Maybe you’ve heard about this little conflict in the Middle East. A group of extremist Sunni militants called the Islamic State of Iraq and Syria (ISIS) have taken control of several Iraqi cities as well as the country’s biggest oil refinery, and, surely, they’ll be attempting to take Baghdad in the near future. The Iraqi government, led by Prime Minister Nouri al-Maliki, has requested U.S. assistance in pushing ISIS back, but, thankfully, President Obama has exercised caution in formulating a strategy.
If the John McCains and Lindsey Grahams of the world were in charge, “Operation Iraqi Freedom Again” would probably have been enacted by now. Say what you want about President Obama, but we’re lucky he’s in the hot seat instead of some impulsive neocon with a fetishized view of the military.
Fox News anchors might be quick to criticize Obama’s slow action, but exercising caution is the smart option.

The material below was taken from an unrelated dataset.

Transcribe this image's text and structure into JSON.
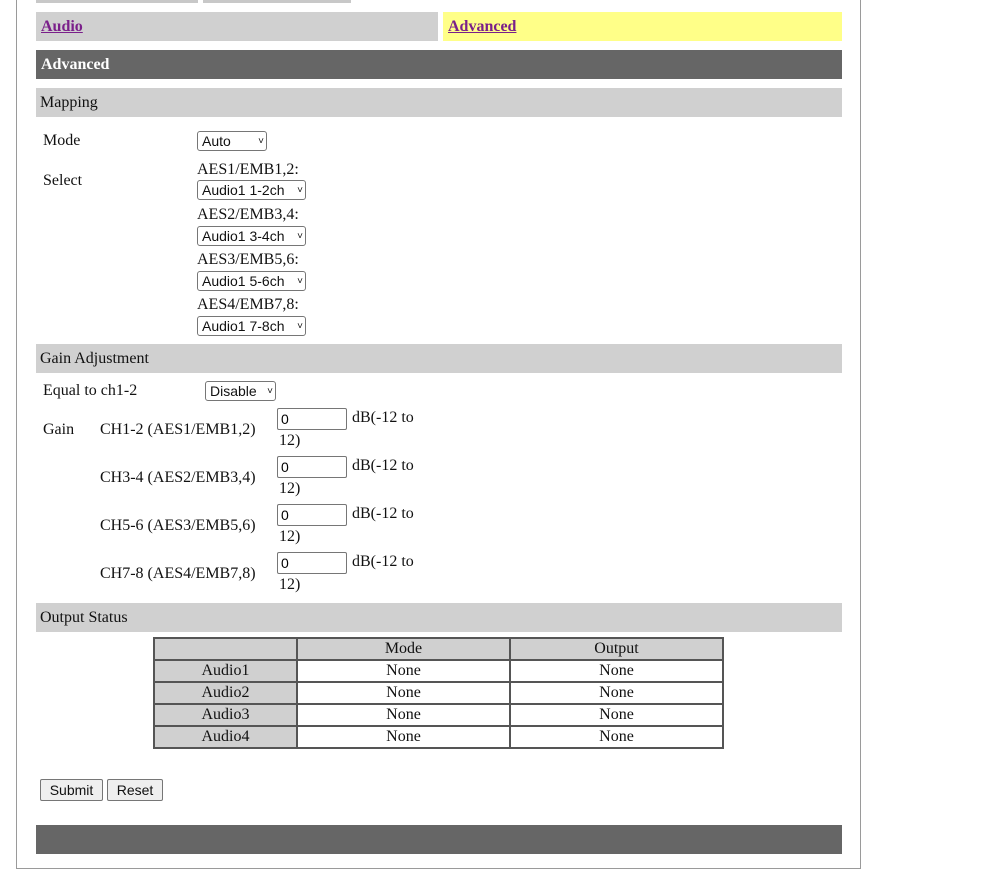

The last time our country rashly took military action in Iraq, we got sucked into a nearly nine-year war with barely anything to show for it. What is to be gained from meddling in Iraqi affairs once again? Is anybody still so naïve to believe that Iraq is just anxiously awaiting our help to transform into a happy, democratic wonderland?
In President Obama’s statement on June 19, he detailed the latest U.S. strategy for the conflict but emphasized the fact that it will ultimately require an Iraqi solution. The sectarian conflict plaguing Iraq is too volatile and culturally enmeshed to be fixed by air strikes or the diplomatic hand of the United States.
The Sunni-based ISIS wants to establish an Islamic caliphate in the region. Prime Minister Maliki, a Shiite Muslim, wants to stay in power but might be marginalizing the country’s Sunni citizens in doing so. The country is bordered by Shiite majority Iran and Sunni majority Saudi Arabia. It’s a recipe for devastating civil war.
In addition to fortifying the U.S. embassy in Baghdad, the United States is prepared to expand intelligence operations and send up to 300 military advisers to Iraq. Obama reiterated that American forces would not be participating in combat roles.
We know from very recent experience that the United States playing “world police” would inevitably lead to more disruption. ISIS might even be hoping for U.S. involvement – even the illusion of the United States supporting Shia over Sunni could be the spark that ignites the powder keg.
Luckily, Obama has made clear that the nation’s sectarian divisions are the roots of the problem. Iraq’s problems don’t end with ISIS. As long as there is inequality among the Shias, Sunnis and Kurds, there is motivation for unrest. But outside of urging the Iraqi government, especially Prime Minister Maliki, to practice more inclusive politics, this solution should be completely out of the United States’ hands.